Teen Dating in the Digital Age: Three Things to Know
From texting to Snapchat to Instagram, teens have no shortage of ways to communicate with one another and share multiple aspects of their lives. But how does all of this online activity affect their offline relationships with each other? The Pew Research Center conducted a series of focus groups with teenagers between April 2014 and March 2015 to find out. The focus groups provided researchers a glimpse of how teens use technology in dating.
Three Things to Know
- Teens are offline daters. Of the 1,060 teens (aged 13 to 17) who participated in the focus groups, 35% reported having some type of romantic experience (currently in a serious relationship, currently in a relationship that is not serious, or having ever dated, hooked up with, or otherwise had a romantic relationship with another person) and 64% reported never being involved in a romantic relationship of any kind. Most teens (76%) met their romantic partners offline, while only 24% of teens met partners online, usually through social media sites like Facebook. The majority said that they would not date someone they met online because they do not trust the person on the other side of the screen.
- Teens use social media to flirt. They also have their own flirting language. Teens might friend someone on social media or like multiple posts or photos in a row to show that they have a crush. Other ways of flirting include sending emojis, posting comments on photos, and adding additional y’s in the word “hey.”
- Teens have experienced downsides to technology. Although technology generally makes teens feel more connected, teens with dating experience noted that digital communication can have its drawbacks. Sharing too much information about a relationship on social media can cause drama or a loss of privacy. About 27% of teens with dating experience have had a partner track their whereabouts on social media, and 27% said social media made them feel jealous or unsure about their relationships.
What Does This Mean for My Adolescent Pregnancy Prevention (APP) Program?
- Explain that daily text conversations with a partner are healthy, while a partner’s frequent demands for status updates are not.
- Provide tips on communicating better with partners. For example, explain that arguing with a partner via direct message (or even better, on the phone or in person) is safer than on a public profile, where friends can see.
- Help participants recognize abuse or harassment online, including a partner checking their text messages or social media accounts without permission, or using the platforms to pressure them into sex. Let youth know what they could do if a partner demonstrates controlling behaviors, such as contacting a school counselor, calling the National Teen Dating Abuse Helpline (866-331-9474), or logging onto loveisrespect.org for 24/7 chat support.
- Talk to participants about how keeping intimate aspects of their relationship offline and leaving a clean digital footprint can help them achieve their goals in the future.
- Have your facilitators take the Centers for Disease Control and Prevention’s (CDC’s) free, online training to identify and prevent teen dating violence.
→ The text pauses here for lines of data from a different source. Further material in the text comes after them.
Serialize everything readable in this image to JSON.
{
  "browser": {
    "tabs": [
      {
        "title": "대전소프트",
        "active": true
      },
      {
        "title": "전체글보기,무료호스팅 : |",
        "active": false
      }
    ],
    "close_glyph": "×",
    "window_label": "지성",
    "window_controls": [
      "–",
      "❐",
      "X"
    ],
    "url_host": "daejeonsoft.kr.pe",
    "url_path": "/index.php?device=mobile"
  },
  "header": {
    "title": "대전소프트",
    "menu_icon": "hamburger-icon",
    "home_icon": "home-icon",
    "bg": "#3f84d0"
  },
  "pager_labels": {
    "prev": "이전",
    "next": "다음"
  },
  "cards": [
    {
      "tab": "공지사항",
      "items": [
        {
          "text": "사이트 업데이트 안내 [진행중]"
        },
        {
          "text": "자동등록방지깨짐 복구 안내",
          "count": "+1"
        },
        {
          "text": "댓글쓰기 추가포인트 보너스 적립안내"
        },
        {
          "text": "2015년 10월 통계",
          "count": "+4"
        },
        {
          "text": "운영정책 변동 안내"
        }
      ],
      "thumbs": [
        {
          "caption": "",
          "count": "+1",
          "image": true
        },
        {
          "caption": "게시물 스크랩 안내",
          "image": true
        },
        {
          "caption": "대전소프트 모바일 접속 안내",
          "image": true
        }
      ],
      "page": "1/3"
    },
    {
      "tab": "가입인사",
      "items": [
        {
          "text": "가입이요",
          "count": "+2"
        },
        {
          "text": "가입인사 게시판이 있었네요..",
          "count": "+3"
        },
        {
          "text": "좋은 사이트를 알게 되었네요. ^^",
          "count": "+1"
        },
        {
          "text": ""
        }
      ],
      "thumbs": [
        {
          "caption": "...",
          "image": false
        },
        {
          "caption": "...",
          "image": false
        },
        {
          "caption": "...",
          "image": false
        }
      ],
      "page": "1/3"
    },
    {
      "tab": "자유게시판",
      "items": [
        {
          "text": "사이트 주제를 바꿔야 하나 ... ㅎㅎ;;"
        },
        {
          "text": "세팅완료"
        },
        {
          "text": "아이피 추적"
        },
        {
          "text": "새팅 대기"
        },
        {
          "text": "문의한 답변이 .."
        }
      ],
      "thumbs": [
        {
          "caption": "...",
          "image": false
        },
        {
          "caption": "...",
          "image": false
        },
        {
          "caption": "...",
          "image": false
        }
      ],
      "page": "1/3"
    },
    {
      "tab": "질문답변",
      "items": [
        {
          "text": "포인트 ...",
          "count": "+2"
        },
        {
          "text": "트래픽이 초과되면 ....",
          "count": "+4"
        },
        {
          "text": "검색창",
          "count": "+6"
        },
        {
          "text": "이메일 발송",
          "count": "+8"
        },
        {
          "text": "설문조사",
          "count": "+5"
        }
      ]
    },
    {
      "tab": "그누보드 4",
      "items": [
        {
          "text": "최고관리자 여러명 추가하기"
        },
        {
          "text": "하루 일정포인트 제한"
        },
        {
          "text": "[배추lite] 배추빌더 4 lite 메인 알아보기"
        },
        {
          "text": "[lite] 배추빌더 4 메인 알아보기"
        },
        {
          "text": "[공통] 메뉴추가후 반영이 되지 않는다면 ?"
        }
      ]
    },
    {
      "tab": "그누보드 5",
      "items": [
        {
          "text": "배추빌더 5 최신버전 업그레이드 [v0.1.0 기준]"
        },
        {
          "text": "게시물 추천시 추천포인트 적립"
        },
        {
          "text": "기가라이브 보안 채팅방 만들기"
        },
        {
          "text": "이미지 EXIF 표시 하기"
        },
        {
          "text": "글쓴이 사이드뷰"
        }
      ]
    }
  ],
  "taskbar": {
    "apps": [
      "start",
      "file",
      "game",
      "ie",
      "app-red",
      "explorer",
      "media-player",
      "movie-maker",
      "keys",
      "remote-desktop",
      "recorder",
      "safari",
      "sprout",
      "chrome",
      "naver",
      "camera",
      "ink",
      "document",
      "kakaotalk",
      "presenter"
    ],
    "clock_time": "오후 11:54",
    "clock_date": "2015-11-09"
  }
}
It only takes about 60 minutes to complete.
Have you incorporated discussions about digital communication and healthy relationships into your APP program? Tweet us at @FYSBgov,and let us know what strategies worked for you.